• _Your objective_
Each line below is to be written out in full, exactly as shown.

• _The records_

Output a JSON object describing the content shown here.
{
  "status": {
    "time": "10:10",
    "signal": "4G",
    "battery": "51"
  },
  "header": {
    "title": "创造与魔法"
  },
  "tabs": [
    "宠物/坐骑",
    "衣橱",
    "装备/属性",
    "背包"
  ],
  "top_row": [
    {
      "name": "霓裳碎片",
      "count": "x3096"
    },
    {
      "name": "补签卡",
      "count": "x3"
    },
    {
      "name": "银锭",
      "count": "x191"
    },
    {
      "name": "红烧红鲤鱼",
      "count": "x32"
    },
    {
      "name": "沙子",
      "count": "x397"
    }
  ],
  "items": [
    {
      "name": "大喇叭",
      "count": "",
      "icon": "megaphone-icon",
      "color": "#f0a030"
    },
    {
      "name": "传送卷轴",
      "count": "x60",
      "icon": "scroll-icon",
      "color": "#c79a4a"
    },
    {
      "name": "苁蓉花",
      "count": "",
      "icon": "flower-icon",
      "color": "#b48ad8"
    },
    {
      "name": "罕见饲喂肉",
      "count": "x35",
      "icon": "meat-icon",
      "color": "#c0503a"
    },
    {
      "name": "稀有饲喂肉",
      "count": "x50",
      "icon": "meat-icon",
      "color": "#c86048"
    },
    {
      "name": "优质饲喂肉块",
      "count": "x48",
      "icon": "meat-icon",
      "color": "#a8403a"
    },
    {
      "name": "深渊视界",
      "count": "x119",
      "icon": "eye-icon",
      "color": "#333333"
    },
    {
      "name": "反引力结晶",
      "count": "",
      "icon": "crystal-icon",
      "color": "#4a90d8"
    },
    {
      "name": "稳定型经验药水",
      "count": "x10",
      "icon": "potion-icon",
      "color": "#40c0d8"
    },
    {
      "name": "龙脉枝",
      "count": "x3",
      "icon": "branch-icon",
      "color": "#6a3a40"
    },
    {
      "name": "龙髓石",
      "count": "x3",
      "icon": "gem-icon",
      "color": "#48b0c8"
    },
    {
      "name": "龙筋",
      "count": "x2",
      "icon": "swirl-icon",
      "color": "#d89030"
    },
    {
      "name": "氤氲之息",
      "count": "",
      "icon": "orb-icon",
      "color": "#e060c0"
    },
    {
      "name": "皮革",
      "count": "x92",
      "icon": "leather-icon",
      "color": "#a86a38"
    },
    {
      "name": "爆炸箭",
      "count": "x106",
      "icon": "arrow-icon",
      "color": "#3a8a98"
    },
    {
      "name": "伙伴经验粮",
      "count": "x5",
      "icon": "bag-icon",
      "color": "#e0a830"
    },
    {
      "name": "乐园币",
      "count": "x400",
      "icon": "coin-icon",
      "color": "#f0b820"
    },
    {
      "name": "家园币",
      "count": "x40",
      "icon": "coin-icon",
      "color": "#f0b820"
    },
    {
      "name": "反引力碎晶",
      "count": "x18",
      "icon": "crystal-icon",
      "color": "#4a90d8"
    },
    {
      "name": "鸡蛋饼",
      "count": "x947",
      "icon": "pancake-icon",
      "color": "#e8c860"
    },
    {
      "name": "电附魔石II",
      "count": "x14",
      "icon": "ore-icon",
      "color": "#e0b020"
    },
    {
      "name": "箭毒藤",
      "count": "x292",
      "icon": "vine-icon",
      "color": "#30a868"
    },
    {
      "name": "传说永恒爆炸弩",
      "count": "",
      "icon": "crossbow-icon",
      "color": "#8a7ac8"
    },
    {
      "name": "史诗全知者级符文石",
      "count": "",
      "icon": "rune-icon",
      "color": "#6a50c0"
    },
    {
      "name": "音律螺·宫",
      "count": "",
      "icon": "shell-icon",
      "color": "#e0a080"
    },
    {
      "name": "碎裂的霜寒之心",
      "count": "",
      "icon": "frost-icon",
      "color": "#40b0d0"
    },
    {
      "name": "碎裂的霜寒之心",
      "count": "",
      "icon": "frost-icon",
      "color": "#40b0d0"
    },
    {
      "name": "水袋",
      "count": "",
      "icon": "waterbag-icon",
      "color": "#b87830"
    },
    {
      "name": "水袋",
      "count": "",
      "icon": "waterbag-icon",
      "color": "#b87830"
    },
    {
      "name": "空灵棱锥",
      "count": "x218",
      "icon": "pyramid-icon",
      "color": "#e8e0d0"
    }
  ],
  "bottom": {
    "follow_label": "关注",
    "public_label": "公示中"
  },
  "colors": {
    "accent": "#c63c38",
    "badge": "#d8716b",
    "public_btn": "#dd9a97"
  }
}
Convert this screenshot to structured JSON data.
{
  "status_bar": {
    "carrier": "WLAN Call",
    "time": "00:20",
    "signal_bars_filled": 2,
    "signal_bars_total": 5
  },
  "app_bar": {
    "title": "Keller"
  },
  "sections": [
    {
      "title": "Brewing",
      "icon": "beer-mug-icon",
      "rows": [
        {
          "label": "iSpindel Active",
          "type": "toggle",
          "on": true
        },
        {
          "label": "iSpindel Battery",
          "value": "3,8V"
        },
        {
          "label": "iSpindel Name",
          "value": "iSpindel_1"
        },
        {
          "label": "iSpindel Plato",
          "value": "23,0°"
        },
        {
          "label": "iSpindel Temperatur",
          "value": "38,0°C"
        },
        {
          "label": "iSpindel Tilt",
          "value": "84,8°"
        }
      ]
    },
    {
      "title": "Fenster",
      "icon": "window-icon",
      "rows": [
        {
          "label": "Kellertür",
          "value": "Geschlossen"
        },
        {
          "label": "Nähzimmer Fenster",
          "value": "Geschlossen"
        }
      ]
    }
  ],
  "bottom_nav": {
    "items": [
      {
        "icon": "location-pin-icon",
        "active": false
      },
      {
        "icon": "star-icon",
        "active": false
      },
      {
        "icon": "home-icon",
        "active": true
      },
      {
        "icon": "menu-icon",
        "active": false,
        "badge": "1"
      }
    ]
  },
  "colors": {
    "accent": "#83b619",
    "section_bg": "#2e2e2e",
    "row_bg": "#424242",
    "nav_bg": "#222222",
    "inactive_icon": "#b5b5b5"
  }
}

• _Answer to this task_
Output a JSON object describing the content shown here.
{
  "status": {
    "time": "10:10",
    "signal": "4G",
    "battery": "51"
  },
  "header": {
    "title": "创造与魔法"
  },
  "tabs": [
    "宠物/坐骑",
    "衣橱",
    "装备/属性",
    "背包"
  ],
  "top_row": [
    {
      "name": "霓裳碎片",
      "count": "x3096"
    },
    {
      "name": "补签卡",
      "count": "x3"
    },
    {
      "name": "银锭",
      "count": "x191"
    },
    {
      "name": "红烧红鲤鱼",
      "count": "x32"
    },
    {
      "name": "沙子",
      "count": "x397"
    }
  ],
  "items": [
    {
      "name": "大喇叭",
      "count": "",
      "icon": "megaphone-icon",
      "color": "#f0a030"
    },
    {
      "name": "传送卷轴",
      "count": "x60",
      "icon": "scroll-icon",
      "color": "#c79a4a"
    },
    {
      "name": "苁蓉花",
      "count": "",
      "icon": "flower-icon",
      "color": "#b48ad8"
    },
    {
      "name": "罕见饲喂肉",
      "count": "x35",
      "icon": "meat-icon",
      "color": "#c0503a"
    },
    {
      "name": "稀有饲喂肉",
      "count": "x50",
      "icon": "meat-icon",
      "color": "#c86048"
    },
    {
      "name": "优质饲喂肉块",
      "count": "x48",
      "icon": "meat-icon",
      "color": "#a8403a"
    },
    {
      "name": "深渊视界",
      "count": "x119",
      "icon": "eye-icon",
      "color": "#333333"
    },
    {
      "name": "反引力结晶",
      "count": "",
      "icon": "crystal-icon",
      "color": "#4a90d8"
    },
    {
      "name": "稳定型经验药水",
      "count": "x10",
      "icon": "potion-icon",
      "color": "#40c0d8"
    },
    {
      "name": "龙脉枝",
      "count": "x3",
      "icon": "branch-icon",
      "color": "#6a3a40"
    },
    {
      "name": "龙髓石",
      "count": "x3",
      "icon": "gem-icon",
      "color": "#48b0c8"
    },
    {
      "name": "龙筋",
      "count": "x2",
      "icon": "swirl-icon",
      "color": "#d89030"
    },
    {
      "name": "氤氲之息",
      "count": "",
      "icon": "orb-icon",
      "color": "#e060c0"
    },
    {
      "name": "皮革",
      "count": "x92",
      "icon": "leather-icon",
      "color": "#a86a38"
    },
    {
      "name": "爆炸箭",
      "count": "x106",
      "icon": "arrow-icon",
      "color": "#3a8a98"
    },
    {
      "name": "伙伴经验粮",
      "count": "x5",
      "icon": "bag-icon",
      "color": "#e0a830"
    },
    {
      "name": "乐园币",
      "count": "x400",
      "icon": "coin-icon",
      "color": "#f0b820"
    },
    {
      "name": "家园币",
      "count": "x40",
      "icon": "coin-icon",
      "color": "#f0b820"
    },
    {
      "name": "反引力碎晶",
      "count": "x18",
      "icon": "crystal-icon",
      "color": "#4a90d8"
    },
    {
      "name": "鸡蛋饼",
      "count": "x947",
      "icon": "pancake-icon",
      "color": "#e8c860"
    },
    {
      "name": "电附魔石II",
      "count": "x14",
      "icon": "ore-icon",
      "color": "#e0b020"
    },
    {
      "name": "箭毒藤",
      "count": "x292",
      "icon": "vine-icon",
      "color": "#30a868"
    },
    {
      "name": "传说永恒爆炸弩",
      "count": "",
      "icon": "crossbow-icon",
      "color": "#8a7ac8"
    },
    {
      "name": "史诗全知者级符文石",
      "count": "",
      "icon": "rune-icon",
      "color": "#6a50c0"
    },
    {
      "name": "音律螺·宫",
      "count": "",
      "icon": "shell-icon",
      "color": "#e0a080"
    },
    {
      "name": "碎裂的霜寒之心",
      "count": "",
      "icon": "frost-icon",
      "color": "#40b0d0"
    },
    {
      "name": "碎裂的霜寒之心",
      "count": "",
      "icon": "frost-icon",
      "color": "#40b0d0"
    },
    {
      "name": "水袋",
      "count": "",
      "icon": "waterbag-icon",
      "color": "#b87830"
    },
    {
      "name": "水袋",
      "count": "",
      "icon": "waterbag-icon",
      "color": "#b87830"
    },
    {
      "name": "空灵棱锥",
      "count": "x218",
      "icon": "pyramid-icon",
      "color": "#e8e0d0"
    }
  ],
  "bottom": {
    "follow_label": "关注",
    "public_label": "公示中"
  },
  "colors": {
    "accent": "#c63c38",
    "badge": "#d8716b",
    "public_btn": "#dd9a97"
  }
}
Convert this screenshot to structured JSON data.
{
  "status_bar": {
    "carrier": "WLAN Call",
    "time": "00:20",
    "signal_bars_filled": 2,
    "signal_bars_total": 5
  },
  "app_bar": {
    "title": "Keller"
  },
  "sections": [
    {
      "title": "Brewing",
      "icon": "beer-mug-icon",
      "rows": [
        {
          "label": "iSpindel Active",
          "type": "toggle",
          "on": true
        },
        {
          "label": "iSpindel Battery",
          "value": "3,8V"
        },
        {
          "label": "iSpindel Name",
          "value": "iSpindel_1"
        },
        {
          "label": "iSpindel Plato",
          "value": "23,0°"
        },
        {
          "label": "iSpindel Temperatur",
          "value": "38,0°C"
        },
        {
          "label": "iSpindel Tilt",
          "value": "84,8°"
        }
      ]
    },
    {
      "title": "Fenster",
      "icon": "window-icon",
      "rows": [
        {
          "label": "Kellertür",
          "value": "Geschlossen"
        },
        {
          "label": "Nähzimmer Fenster",
          "value": "Geschlossen"
        }
      ]
    }
  ],
  "bottom_nav": {
    "items": [
      {
        "icon": "location-pin-icon",
        "active": false
      },
      {
        "icon": "star-icon",
        "active": false
      },
      {
        "icon": "home-icon",
        "active": true
      },
      {
        "icon": "menu-icon",
        "active": false,
        "badge": "1"
      }
    ]
  },
  "colors": {
    "accent": "#83b619",
    "section_bg": "#2e2e2e",
    "row_bg": "#424242",
    "nav_bg": "#222222",
    "inactive_icon": "#b5b5b5"
  }
}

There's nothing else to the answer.